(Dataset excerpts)
--- START ---

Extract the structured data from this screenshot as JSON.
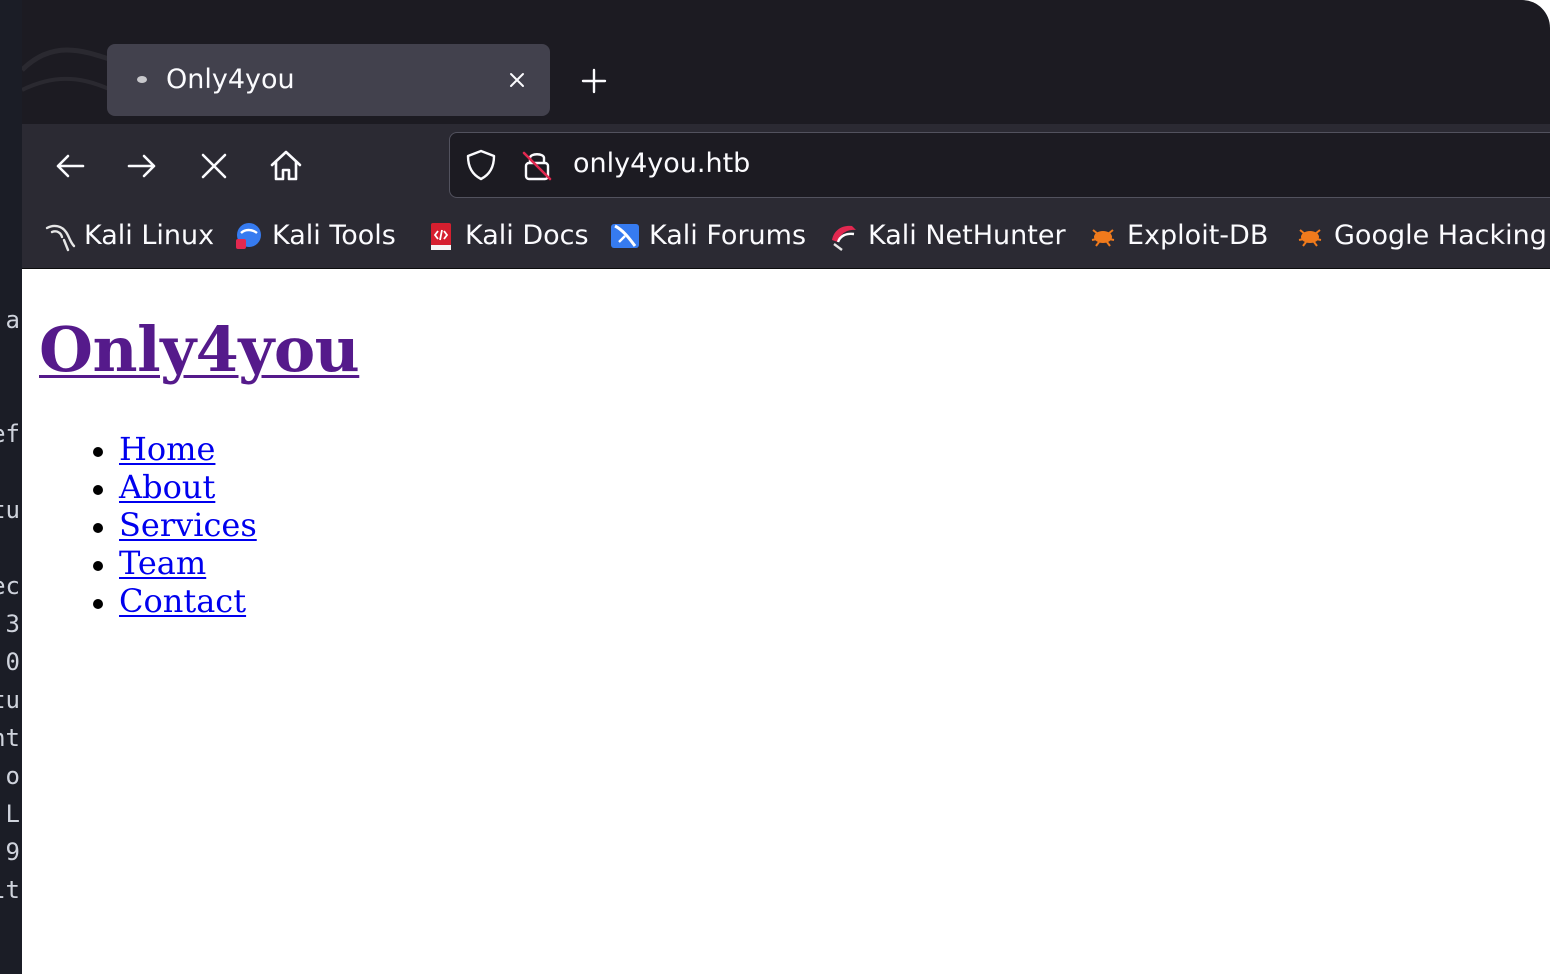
{
  "terminal": {
    "fragments": [
      "a",
      "ef",
      "tu",
      "ec",
      "3",
      "0",
      "tu",
      "nt",
      "o",
      "L",
      "9",
      "lt"
    ]
  },
  "browser": {
    "tab": {
      "title": "Only4you",
      "close_icon": "close-icon"
    },
    "new_tab_icon": "plus-icon",
    "nav": {
      "back_icon": "arrow-left-icon",
      "forward_icon": "arrow-right-icon",
      "stop_icon": "close-icon",
      "home_icon": "home-icon"
    },
    "urlbar": {
      "url": "only4you.htb",
      "shield_icon": "tracking-protection-shield-icon",
      "lock_icon": "insecure-lock-icon"
    },
    "bookmarks": [
      {
        "label": "Kali Linux",
        "icon": "kali-dragon-icon"
      },
      {
        "label": "Kali Tools",
        "icon": "kali-tools-icon"
      },
      {
        "label": "Kali Docs",
        "icon": "kali-docs-icon"
      },
      {
        "label": "Kali Forums",
        "icon": "kali-forums-icon"
      },
      {
        "label": "Kali NetHunter",
        "icon": "kali-nethunter-icon"
      },
      {
        "label": "Exploit-DB",
        "icon": "exploit-db-icon"
      },
      {
        "label": "Google Hacking",
        "icon": "exploit-db-icon"
      }
    ]
  },
  "page": {
    "title": "Only4you",
    "nav_links": [
      "Home",
      "About",
      "Services",
      "Team",
      "Contact"
    ]
  },
  "colors": {
    "visited_link": "#551a8b",
    "link": "#0000ee",
    "toolbar": "#2b2a33",
    "tabbar": "#1c1b22",
    "active_tab": "#42414d"
  }
}
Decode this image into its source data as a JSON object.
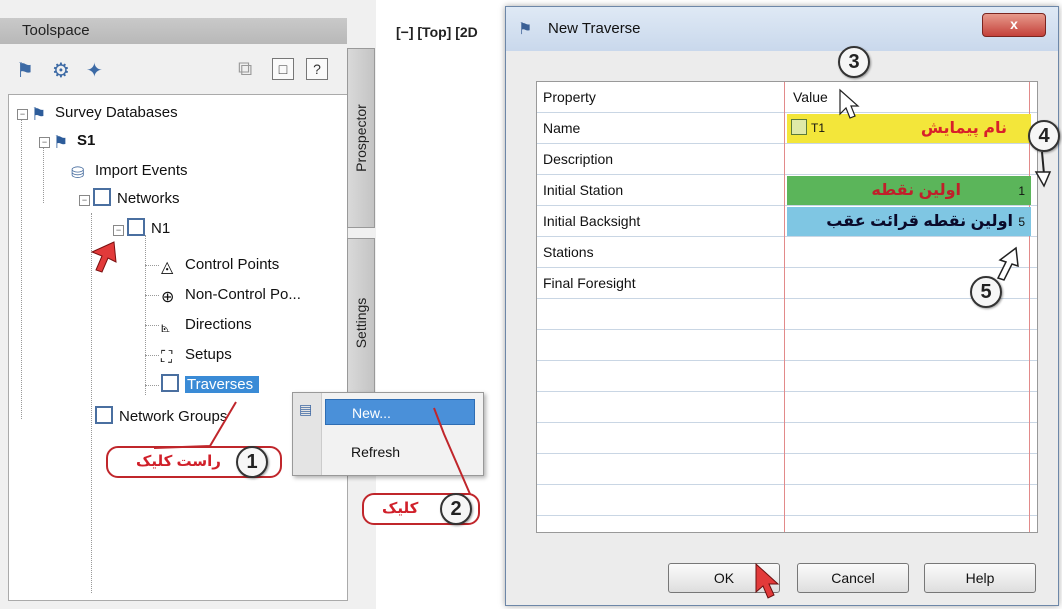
{
  "toolspace": {
    "title": "Toolspace",
    "help_button": "?",
    "side_tabs": [
      "Prospector",
      "Settings"
    ],
    "tree": {
      "root": "Survey Databases",
      "database": "S1",
      "import_events": "Import Events",
      "networks": "Networks",
      "network": "N1",
      "children": [
        "Control Points",
        "Non-Control Po...",
        "Directions",
        "Setups",
        "Traverses"
      ],
      "network_groups": "Network Groups"
    }
  },
  "viewport": {
    "label": "[−] [Top] [2D"
  },
  "context_menu": {
    "items": [
      "New...",
      "Refresh"
    ]
  },
  "callouts": {
    "step1": {
      "number": "1",
      "text": "راست کلیک"
    },
    "step2": {
      "number": "2",
      "text": "کلیک"
    },
    "step3": {
      "number": "3"
    },
    "step4": {
      "number": "4"
    },
    "step5": {
      "number": "5"
    }
  },
  "dialog": {
    "title": "New Traverse",
    "close": "x",
    "columns": [
      "Property",
      "Value"
    ],
    "rows": [
      {
        "property": "Name",
        "value": "T1",
        "annotation": "نام پیمایش"
      },
      {
        "property": "Description",
        "value": ""
      },
      {
        "property": "Initial Station",
        "value": "1",
        "annotation": "اولین نقطه"
      },
      {
        "property": "Initial Backsight",
        "value": "5",
        "annotation": "اولین نقطه قرائت عقب"
      },
      {
        "property": "Stations",
        "value": ""
      },
      {
        "property": "Final Foresight",
        "value": ""
      }
    ],
    "buttons": {
      "ok": "OK",
      "cancel": "Cancel",
      "help": "Help"
    }
  },
  "colors": {
    "name_band": "#f3e63a",
    "station_band": "#5bb55a",
    "backsight_band": "#7fc6e3",
    "annotation_red": "#d8202a",
    "selection": "#3a8bd6"
  }
}
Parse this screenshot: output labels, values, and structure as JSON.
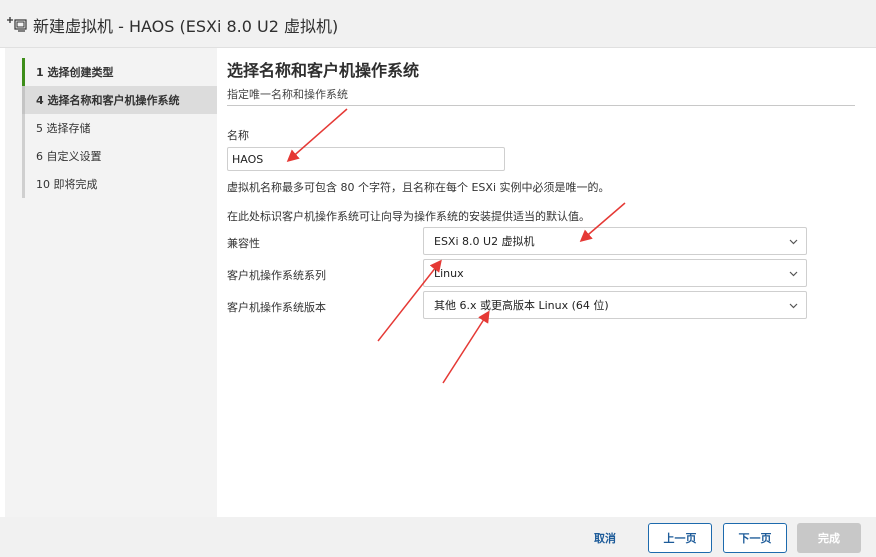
{
  "window": {
    "title": "新建虚拟机 - HAOS (ESXi 8.0 U2 虚拟机)",
    "icon": "new-vm-icon"
  },
  "sidebar": {
    "steps": [
      {
        "label": "1  选择创建类型",
        "state": "done"
      },
      {
        "label": "4  选择名称和客户机操作系统",
        "state": "active"
      },
      {
        "label": "5  选择存储",
        "state": "pending"
      },
      {
        "label": "6  自定义设置",
        "state": "pending"
      },
      {
        "label": "10  即将完成",
        "state": "pending"
      }
    ]
  },
  "main": {
    "heading": "选择名称和客户机操作系统",
    "subheading": "指定唯一名称和操作系统",
    "name_label": "名称",
    "name_value": "HAOS",
    "name_hint": "虚拟机名称最多可包含 80 个字符，且名称在每个 ESXi 实例中必须是唯一的。",
    "os_hint": "在此处标识客户机操作系统可让向导为操作系统的安装提供适当的默认值。",
    "compat_label": "兼容性",
    "compat_value": "ESXi 8.0 U2 虚拟机",
    "family_label": "客户机操作系统系列",
    "family_value": "Linux",
    "version_label": "客户机操作系统版本",
    "version_value": "其他 6.x 或更高版本 Linux (64 位)"
  },
  "footer": {
    "cancel": "取消",
    "prev": "上一页",
    "next": "下一页",
    "finish": "完成"
  },
  "colors": {
    "accent": "#1d6aad",
    "done_bar": "#3e8e1a",
    "annotation_arrow": "#e53935"
  }
}
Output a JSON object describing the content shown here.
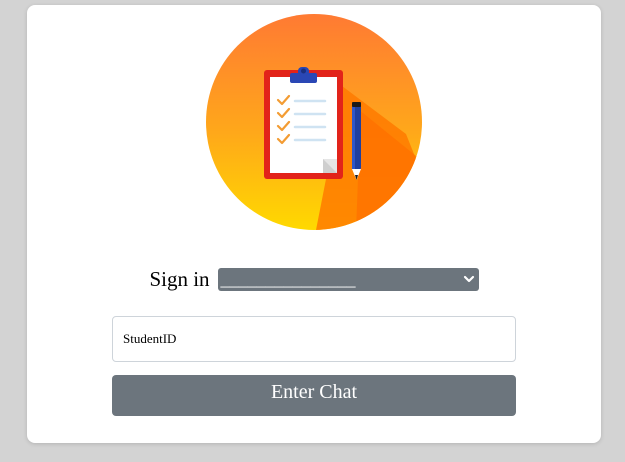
{
  "signin": {
    "label": "Sign in",
    "selected_value": "_______________"
  },
  "student_id": {
    "value": "",
    "placeholder": "StudentID"
  },
  "enter_button": {
    "label": "Enter Chat"
  },
  "logo": {
    "icon": "clipboard-checklist-pencil-icon"
  },
  "colors": {
    "background": "#d3d3d3",
    "card": "#ffffff",
    "button": "#6c757d",
    "logo_gradient_top": "#ff7a2e",
    "logo_gradient_bottom": "#ffd400",
    "clipboard_red": "#e0211b"
  }
}
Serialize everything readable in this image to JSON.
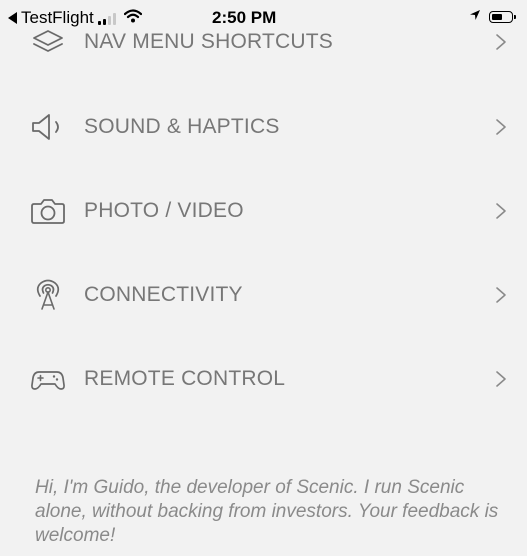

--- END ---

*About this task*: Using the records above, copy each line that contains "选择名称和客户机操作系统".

*Written response*:
        "label": "4  选择名称和客户机操作系统",
    "heading": "选择名称和客户机操作系统",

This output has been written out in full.